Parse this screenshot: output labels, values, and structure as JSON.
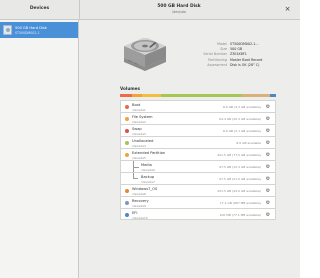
{
  "header": {
    "sidebar_title": "Devices",
    "title": "500 GB Hard Disk",
    "subtitle": "/dev/sda",
    "close_glyph": "×"
  },
  "sidebar": {
    "devices": [
      {
        "name": "500 GB Hard Disk",
        "model": "ST500DM002-1"
      }
    ]
  },
  "info": [
    {
      "key": "Model",
      "value": "ST500DM002-1..."
    },
    {
      "key": "Size",
      "value": "500 GB"
    },
    {
      "key": "Serial Number",
      "value": "Z3E4X8F1"
    },
    {
      "key": "Partitioning",
      "value": "Master Boot Record"
    },
    {
      "key": "Assessment",
      "value": "Disk is OK (28° C)"
    }
  ],
  "volumes_title": "Volumes",
  "partition_bar": [
    {
      "color": "#ee6b4a",
      "fraction": 0.08
    },
    {
      "color": "#f2a33a",
      "fraction": 0.06
    },
    {
      "color": "#efc040",
      "fraction": 0.12
    },
    {
      "color": "#a4c853",
      "fraction": 0.52
    },
    {
      "color": "#d9b07a",
      "fraction": 0.18
    },
    {
      "color": "#4f86c6",
      "fraction": 0.04
    }
  ],
  "volumes": [
    {
      "name": "Boot",
      "fs": "/dev/sda1",
      "usage": "8.6 GB (4.2 GB available)",
      "color": "#e76a47",
      "icon": "gear-icon",
      "nested": false
    },
    {
      "name": "File System",
      "fs": "/dev/sda2",
      "usage": "64.4 GB (20.3 GB available)",
      "color": "#f0a33c",
      "icon": "gear-icon",
      "nested": false
    },
    {
      "name": "Swap",
      "fs": "/dev/sda3",
      "usage": "8.6 GB (2.1 GB available)",
      "color": "#e04d4d",
      "icon": "gear-icon",
      "nested": false
    },
    {
      "name": "Unallocated",
      "fs": "/dev/sda4",
      "usage": "8.6 GB available",
      "color": "#a8c25a",
      "icon": "gear-icon",
      "nested": false
    },
    {
      "name": "Extended Partition",
      "fs": "/dev/sda5",
      "usage": "201.5 GB (77.5 GB available)",
      "color": "#f0a33c",
      "icon": "gear-icon",
      "nested": false
    },
    {
      "name": "Media",
      "fs": "/dev/sda6",
      "usage": "97.5 GB (12.3 GB available)",
      "color": "",
      "icon": "gear-icon",
      "nested": true,
      "cont": true
    },
    {
      "name": "Backup",
      "fs": "/dev/sda7",
      "usage": "97.5 GB (21.0 GB available)",
      "color": "",
      "icon": "gear-icon",
      "nested": true,
      "cont": false
    },
    {
      "name": "Windows7_OS",
      "fs": "/dev/sda8",
      "usage": "201.5 GB (93.0 GB available)",
      "color": "#e38a3a",
      "icon": "gear-icon",
      "nested": false
    },
    {
      "name": "Recovery",
      "fs": "/dev/sda9",
      "usage": "17.1 GB (687 MB available)",
      "color": "#7a9ac8",
      "icon": "gear-icon",
      "nested": false
    },
    {
      "name": "EFI",
      "fs": "/dev/sda10",
      "usage": "100 MB (77.1 MB available)",
      "color": "#4f86c6",
      "icon": "gear-icon",
      "nested": false
    }
  ]
}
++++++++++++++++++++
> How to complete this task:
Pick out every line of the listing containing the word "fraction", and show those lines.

> Exercise answer:
      "fraction": 0.08
      "fraction": 0.06
      "fraction": 0.12
      "fraction": 0.52
      "fraction": 0.18
      "fraction": 0.04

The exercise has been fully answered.